It’s really short, you’d get about 4-5 hours of gameplay out of it, and there’s even an odd story to go with it.  One where you receive letters from a girl next door, who, like you, also enjoys burning things, and earn money by doing it.

The game’s humour is absolutely class.  Really funny in a dark and morbid way, while maintaining a cuteness to it.  Part of the fun with the game is the fact that everything you burn as its own “special power”.  Credit cards have bank notes playing out of them, allowing the fire to spread further away.  marshmallows scream when they burn.  Batteries burst.  heating fans catch fire, making it a fun final item.  Ice cubes freeze everything around it, making it difficult to stack other items quickly because like everything in a liquid nitrogen state, it shatters.

Are there any downsides to this game?  Perhaps the fact that it wasn’t longer?  That there wasn’t more stuff to burn?  Maybe.  With the amount of fun I got out of it, I wouldn’t have minded an extra few hours.  Perhaps some DLC to provide an extra catalog or 2?  The graphics and music are great.  The gameplay is ultra simple, yet fun.  The story is like a short film that doesn’t try to fit itself into a formula, and therefore provides a pleasant change.

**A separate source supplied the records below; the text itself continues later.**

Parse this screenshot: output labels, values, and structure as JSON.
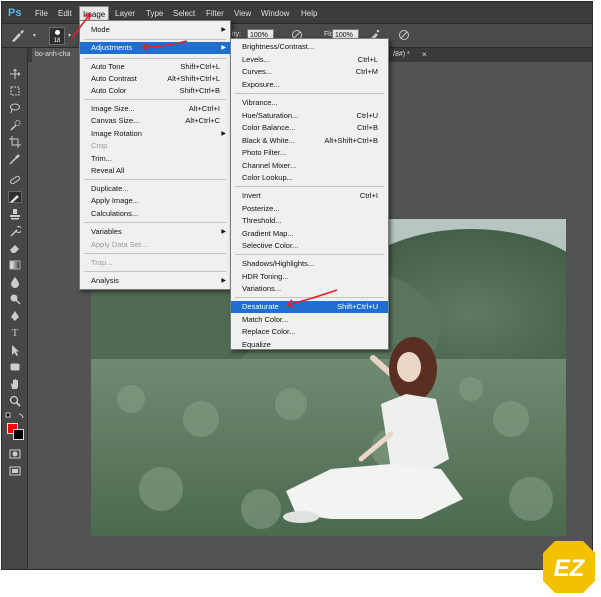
{
  "menubar": {
    "logo": "Ps",
    "items": [
      "File",
      "Edit",
      "Image",
      "Layer",
      "Type",
      "Select",
      "Filter",
      "View",
      "Window",
      "Help"
    ]
  },
  "options": {
    "brush_size": "18",
    "opacity_label": "ity:",
    "opacity_value": "100%",
    "flow_label": "Flow:",
    "flow_value": "100%"
  },
  "tabs": {
    "doc_tab": "bo-anh-cha",
    "doc_tab_right": "/8#) *"
  },
  "image_menu": {
    "items": [
      {
        "label": "Mode",
        "shortcut": "",
        "submenu": true,
        "disabled": false
      },
      {
        "label": "Adjustments",
        "shortcut": "",
        "submenu": true,
        "disabled": false,
        "highlighted": true
      },
      {
        "label": "Auto Tone",
        "shortcut": "Shift+Ctrl+L",
        "submenu": false,
        "disabled": false
      },
      {
        "label": "Auto Contrast",
        "shortcut": "Alt+Shift+Ctrl+L",
        "submenu": false,
        "disabled": false
      },
      {
        "label": "Auto Color",
        "shortcut": "Shift+Ctrl+B",
        "submenu": false,
        "disabled": false
      },
      {
        "label": "Image Size...",
        "shortcut": "Alt+Ctrl+I",
        "submenu": false,
        "disabled": false
      },
      {
        "label": "Canvas Size...",
        "shortcut": "Alt+Ctrl+C",
        "submenu": false,
        "disabled": false
      },
      {
        "label": "Image Rotation",
        "shortcut": "",
        "submenu": true,
        "disabled": false
      },
      {
        "label": "Crop",
        "shortcut": "",
        "submenu": false,
        "disabled": true
      },
      {
        "label": "Trim...",
        "shortcut": "",
        "submenu": false,
        "disabled": false
      },
      {
        "label": "Reveal All",
        "shortcut": "",
        "submenu": false,
        "disabled": false
      },
      {
        "label": "Duplicate...",
        "shortcut": "",
        "submenu": false,
        "disabled": false
      },
      {
        "label": "Apply Image...",
        "shortcut": "",
        "submenu": false,
        "disabled": false
      },
      {
        "label": "Calculations...",
        "shortcut": "",
        "submenu": false,
        "disabled": false
      },
      {
        "label": "Variables",
        "shortcut": "",
        "submenu": true,
        "disabled": false
      },
      {
        "label": "Apply Data Set...",
        "shortcut": "",
        "submenu": false,
        "disabled": true
      },
      {
        "label": "Trap...",
        "shortcut": "",
        "submenu": false,
        "disabled": true
      },
      {
        "label": "Analysis",
        "shortcut": "",
        "submenu": true,
        "disabled": false
      }
    ]
  },
  "adjustments_menu": {
    "items": [
      {
        "label": "Brightness/Contrast...",
        "shortcut": ""
      },
      {
        "label": "Levels...",
        "shortcut": "Ctrl+L"
      },
      {
        "label": "Curves...",
        "shortcut": "Ctrl+M"
      },
      {
        "label": "Exposure...",
        "shortcut": ""
      },
      {
        "label": "Vibrance...",
        "shortcut": ""
      },
      {
        "label": "Hue/Saturation...",
        "shortcut": "Ctrl+U"
      },
      {
        "label": "Color Balance...",
        "shortcut": "Ctrl+B"
      },
      {
        "label": "Black & White...",
        "shortcut": "Alt+Shift+Ctrl+B"
      },
      {
        "label": "Photo Filter...",
        "shortcut": ""
      },
      {
        "label": "Channel Mixer...",
        "shortcut": ""
      },
      {
        "label": "Color Lookup...",
        "shortcut": ""
      },
      {
        "label": "Invert",
        "shortcut": "Ctrl+I"
      },
      {
        "label": "Posterize...",
        "shortcut": ""
      },
      {
        "label": "Threshold...",
        "shortcut": ""
      },
      {
        "label": "Gradient Map...",
        "shortcut": ""
      },
      {
        "label": "Selective Color...",
        "shortcut": ""
      },
      {
        "label": "Shadows/Highlights...",
        "shortcut": ""
      },
      {
        "label": "HDR Toning...",
        "shortcut": ""
      },
      {
        "label": "Variations...",
        "shortcut": ""
      },
      {
        "label": "Desaturate",
        "shortcut": "Shift+Ctrl+U",
        "highlighted": true
      },
      {
        "label": "Match Color...",
        "shortcut": ""
      },
      {
        "label": "Replace Color...",
        "shortcut": ""
      },
      {
        "label": "Equalize",
        "shortcut": ""
      }
    ]
  },
  "watermark": {
    "text": "EZ"
  },
  "colors": {
    "foreground": "#ff0000",
    "background": "#000000",
    "highlight": "#1f6fd1",
    "annotation_arrow": "#e0202a",
    "watermark": "#f2c200"
  }
}
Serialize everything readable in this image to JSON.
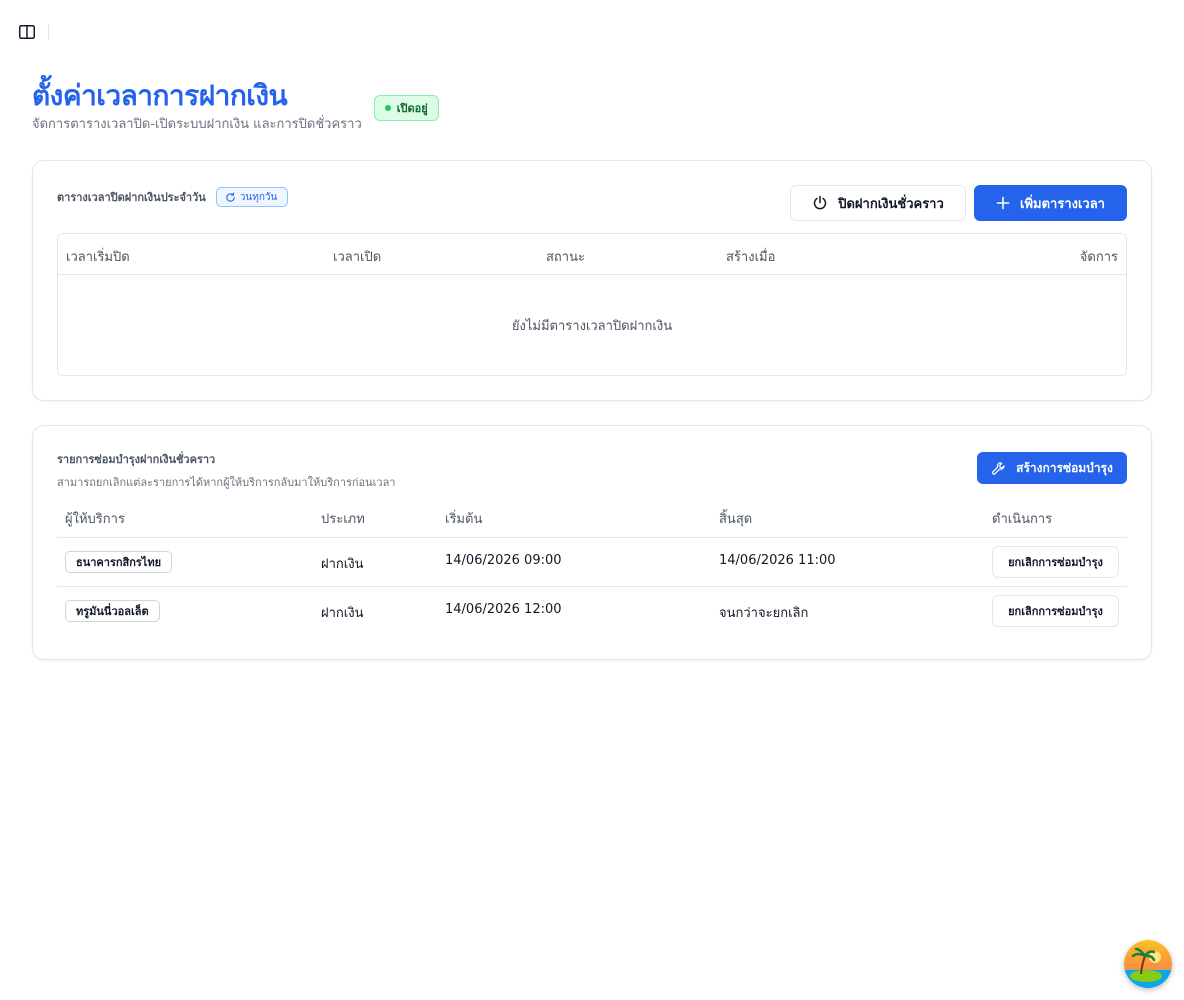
{
  "header": {
    "title": "ตั้งค่าเวลาการฝากเงิน",
    "subtitle": "จัดการตารางเวลาปิด-เปิดระบบฝากเงิน และการปิดชั่วคราว",
    "status_label": "เปิดอยู่"
  },
  "schedule": {
    "title": "ตารางเวลาปิดฝากเงินประจำวัน",
    "daily_badge": "วนทุกวัน",
    "pause_button": "ปิดฝากเงินชั่วคราว",
    "add_button": "เพิ่มตารางเวลา",
    "columns": [
      "เวลาเริ่มปิด",
      "เวลาเปิด",
      "สถานะ",
      "สร้างเมื่อ",
      "จัดการ"
    ],
    "empty_text": "ยังไม่มีตารางเวลาปิดฝากเงิน"
  },
  "maintenance": {
    "title": "รายการซ่อมบำรุงฝากเงินชั่วคราว",
    "subtitle": "สามารถยกเลิกแต่ละรายการได้หากผู้ให้บริการกลับมาให้บริการก่อนเวลา",
    "create_button": "สร้างการซ่อมบำรุง",
    "columns": [
      "ผู้ให้บริการ",
      "ประเภท",
      "เริ่มต้น",
      "สิ้นสุด",
      "ดำเนินการ"
    ],
    "rows": [
      {
        "provider": "ธนาคารกสิกรไทย",
        "type": "ฝากเงิน",
        "start": "14/06/2026 09:00",
        "end": "14/06/2026 11:00",
        "action": "ยกเลิกการซ่อมบำรุง"
      },
      {
        "provider": "ทรูมันนี่วอลเล็ต",
        "type": "ฝากเงิน",
        "start": "14/06/2026 12:00",
        "end": "จนกว่าจะยกเลิก",
        "action": "ยกเลิกการซ่อมบำรุง"
      }
    ]
  },
  "colors": {
    "primary": "#2563eb",
    "status_bg": "#dcfce7",
    "status_text": "#166534"
  },
  "icons": [
    "sidebar-toggle-icon",
    "refresh-icon",
    "power-icon",
    "plus-icon",
    "wrench-icon",
    "avatar-palm-icon"
  ]
}
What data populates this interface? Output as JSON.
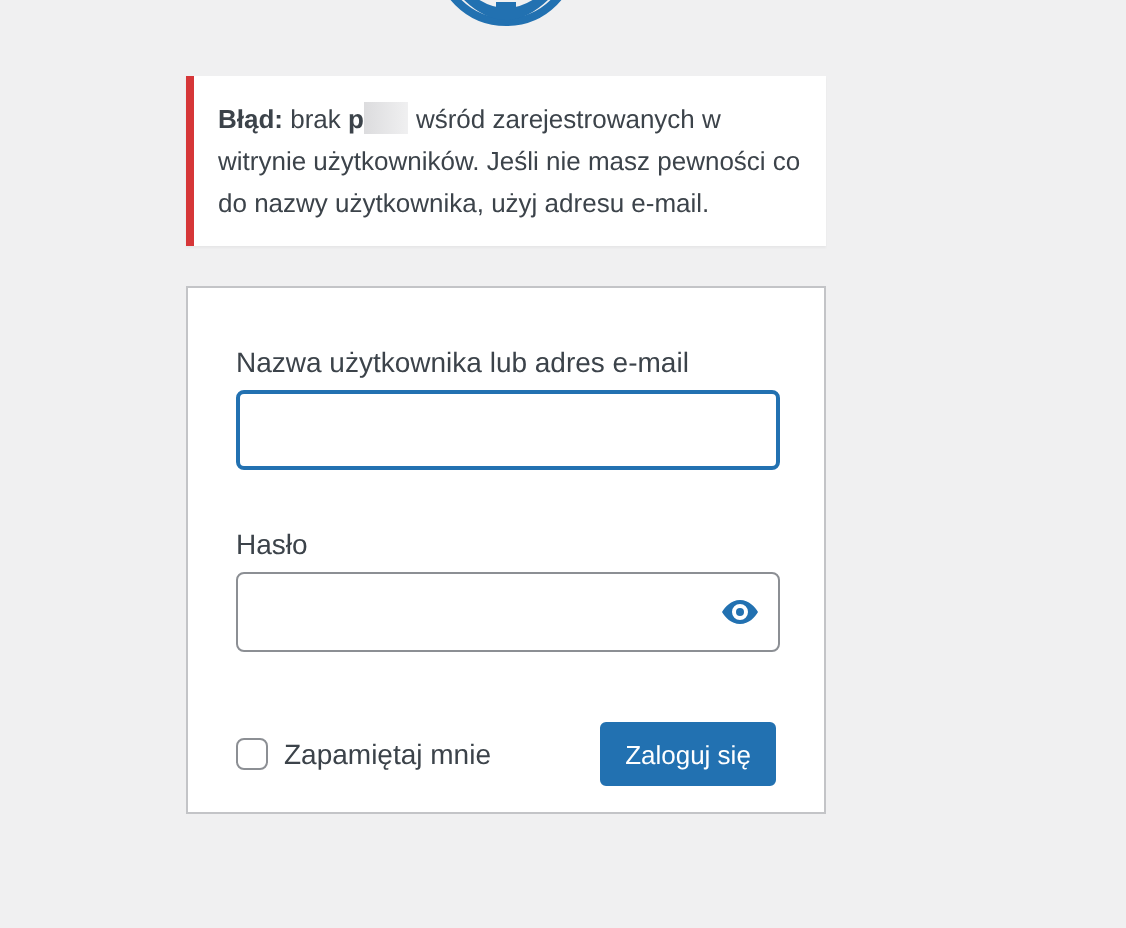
{
  "error_notice": {
    "text": "**Błąd:** brak **p**",
    "text_after": "wśród zarejestrowanych w witrynie użytkowników. Jeśli nie masz pewności co do nazwy użytkownika, użyj adresu e-mail.",
    "redacted": true
  },
  "login_form": {
    "username": {
      "label": "Nazwa użytkownika lub adres e-mail",
      "focused": true
    },
    "password": {
      "label": "Hasło"
    },
    "remember": {
      "label": "Zapamiętaj mnie",
      "checked": false
    },
    "submit": "Zaloguj się"
  }
}
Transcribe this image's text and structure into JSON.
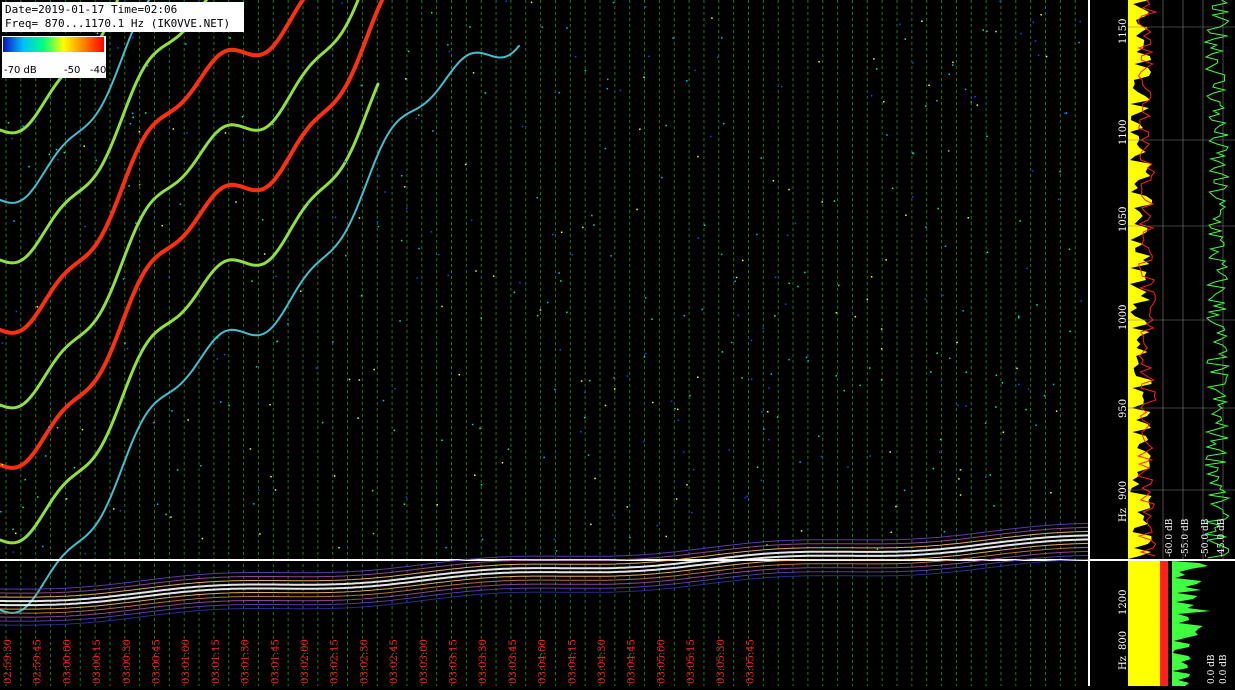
{
  "info": {
    "line1": "Date=2019-01-17 Time=02:06",
    "line2": "Freq= 870...1170.1 Hz (IK0VVE.NET)"
  },
  "scale": {
    "min_label": "-70 dB",
    "mid_label": "-50",
    "max_label": "-40",
    "colors": [
      "#1010c0",
      "#00c0ff",
      "#00ff80",
      "#ffff00",
      "#ff8000",
      "#ff0000"
    ]
  },
  "freq_axis": {
    "labels": [
      "1150",
      "1100",
      "1050",
      "1000",
      "950",
      "900",
      "Hz"
    ]
  },
  "lower_freq_axis": {
    "labels": [
      "1200",
      "800",
      "Hz"
    ]
  },
  "db_axis": {
    "labels": [
      "-60.0 dB",
      "-55.0 dB",
      "-50.0 dB",
      "-45.0 dB"
    ],
    "lower_labels": [
      "0.0 dB",
      "0.0 dB"
    ]
  },
  "time_axis": {
    "labels": [
      "02:59:30",
      "02:59:45",
      "03:00:00",
      "03:00:15",
      "03:00:30",
      "03:00:45",
      "03:01:00",
      "03:01:15",
      "03:01:30",
      "03:01:45",
      "03:02:00",
      "03:02:15",
      "03:02:30",
      "03:02:45",
      "03:03:00",
      "03:03:15",
      "03:03:30",
      "03:03:45",
      "03:04:00",
      "03:04:15",
      "03:04:30",
      "03:04:45",
      "03:05:00",
      "03:05:15",
      "03:05:30",
      "03:05:45"
    ]
  },
  "colors": {
    "time_label": "#ff2020",
    "grid": "#1e7a1e",
    "panel_yellow": "#ffff00",
    "spectrum_green": "#40ff40",
    "peak_red": "#ff2020"
  }
}
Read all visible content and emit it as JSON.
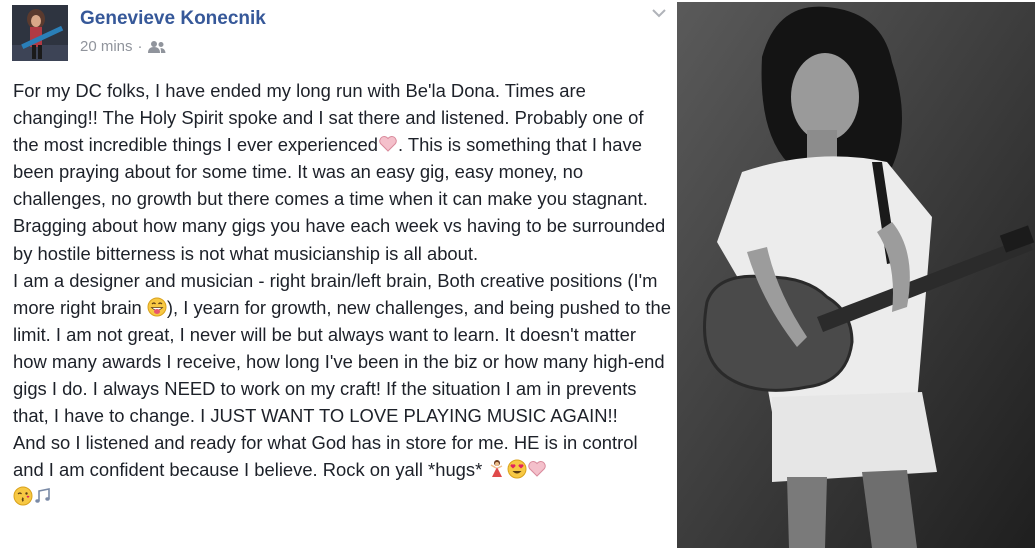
{
  "post": {
    "author": "Genevieve Konecnik",
    "time": "20 mins",
    "separator": "·",
    "icons": {
      "audience": "friends-audience-icon",
      "options": "chevron-down-icon"
    },
    "paragraphs": [
      "For my DC folks, I have ended my long run with Be'la Dona. Times are changing!! The Holy Spirit spoke and I sat there and listened. Probably one of the most incredible things I ever experienced",
      ". This is something that I have been praying about for some time. It was an easy gig, easy money, no challenges, no growth but there comes a time when it can make you stagnant. Bragging about how many gigs you have each week vs having to be surrounded by hostile bitterness is not what musicianship is all about.",
      "I am a designer and musician - right brain/left brain, Both creative positions (I'm more right brain ",
      "), I yearn for growth, new challenges, and being pushed to the limit. I am not great, I never will be but always want to learn. It doesn't matter how many awards I receive, how long I've been in the biz or how many high-end gigs I do. I always NEED to work on my craft! If the situation I am in prevents that, I have to change. I JUST WANT TO LOVE PLAYING MUSIC AGAIN!!",
      "And so I listened and ready for what God has in store for me. HE is in control and I am confident because I believe. Rock on yall *hugs* "
    ],
    "emoji": {
      "heart": "pink-heart-icon",
      "grin": "grinning-tongue-icon",
      "dancer": "dancer-icon",
      "heart_eyes": "heart-eyes-icon",
      "kiss": "kissing-icon",
      "notes": "music-notes-icon"
    },
    "colors": {
      "author": "#365899",
      "meta": "#90949c",
      "text": "#1d2129",
      "heart": "#f4a6b7"
    }
  }
}
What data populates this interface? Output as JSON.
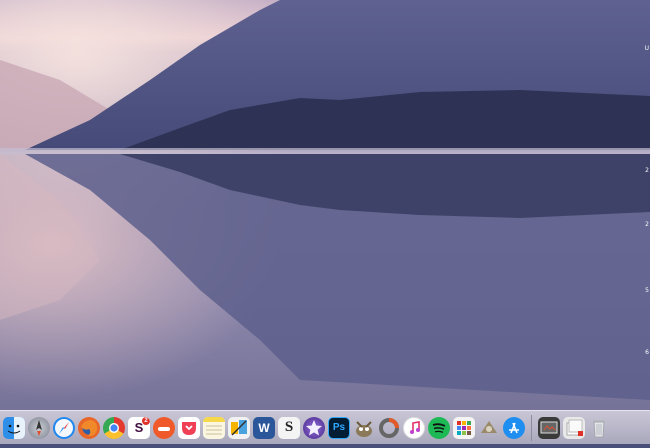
{
  "desktop": {
    "wallpaper": "lake-mountain-reflection",
    "edge_marks": [
      "U",
      "2",
      "2",
      "5",
      "6"
    ]
  },
  "dock": {
    "items": [
      {
        "name": "finder-icon",
        "color": "#2f8ee8"
      },
      {
        "name": "launchpad-icon",
        "color": "#8a8f9a"
      },
      {
        "name": "safari-icon",
        "color": "#1e87f0"
      },
      {
        "name": "firefox-icon",
        "color": "#e8662a"
      },
      {
        "name": "chrome-icon",
        "color": "#e3392e"
      },
      {
        "name": "slack-icon",
        "color": "#ffffff",
        "label": "S",
        "badge": "2"
      },
      {
        "name": "flow-icon",
        "color": "#f05a2a"
      },
      {
        "name": "pocket-icon",
        "color": "#ef4056"
      },
      {
        "name": "notes-icon",
        "color": "#f7e38a"
      },
      {
        "name": "photos-edit-icon",
        "color": "#f2f2f2"
      },
      {
        "name": "word-icon",
        "color": "#2b579a",
        "label": "W"
      },
      {
        "name": "scrivener-icon",
        "color": "#333333",
        "label": "S"
      },
      {
        "name": "imovie-icon",
        "color": "#6b3fb5"
      },
      {
        "name": "photoshop-icon",
        "color": "#001d34",
        "label": "Ps"
      },
      {
        "name": "gimp-icon",
        "color": "#8a7a5a"
      },
      {
        "name": "colorsync-icon",
        "color": "#5a5a5a"
      },
      {
        "name": "itunes-icon",
        "color": "#f2f2f2"
      },
      {
        "name": "spotify-icon",
        "color": "#1db954"
      },
      {
        "name": "grid-app-icon",
        "color": "#f4f4f4"
      },
      {
        "name": "automator-icon",
        "color": "#9a8a6a"
      },
      {
        "name": "app-store-icon",
        "color": "#1f8ef1"
      }
    ],
    "trailing": [
      {
        "name": "screen-capture-icon",
        "color": "#3a3a3a"
      },
      {
        "name": "downloads-stack-icon",
        "color": "#e9e9e9"
      },
      {
        "name": "trash-icon",
        "color": "#d4d6da"
      }
    ]
  }
}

I guess outside of the length, the only thing that doesn’t make this a perfect game is the lack of challenge.  As fun and funny as it is, there is no real challenge to it, unless you’re trying to figure out all of the combinations, which are necessary to advance the game and get more catalogs.  The names of the combos are there in the form of a riddle or a pun that you have to figure out, and honestly I think that’s it.  If you want something for a laugh at with your friends or a family member with a twisted sense of humour, then this 1 is for you.

Overall rating: **** out of 5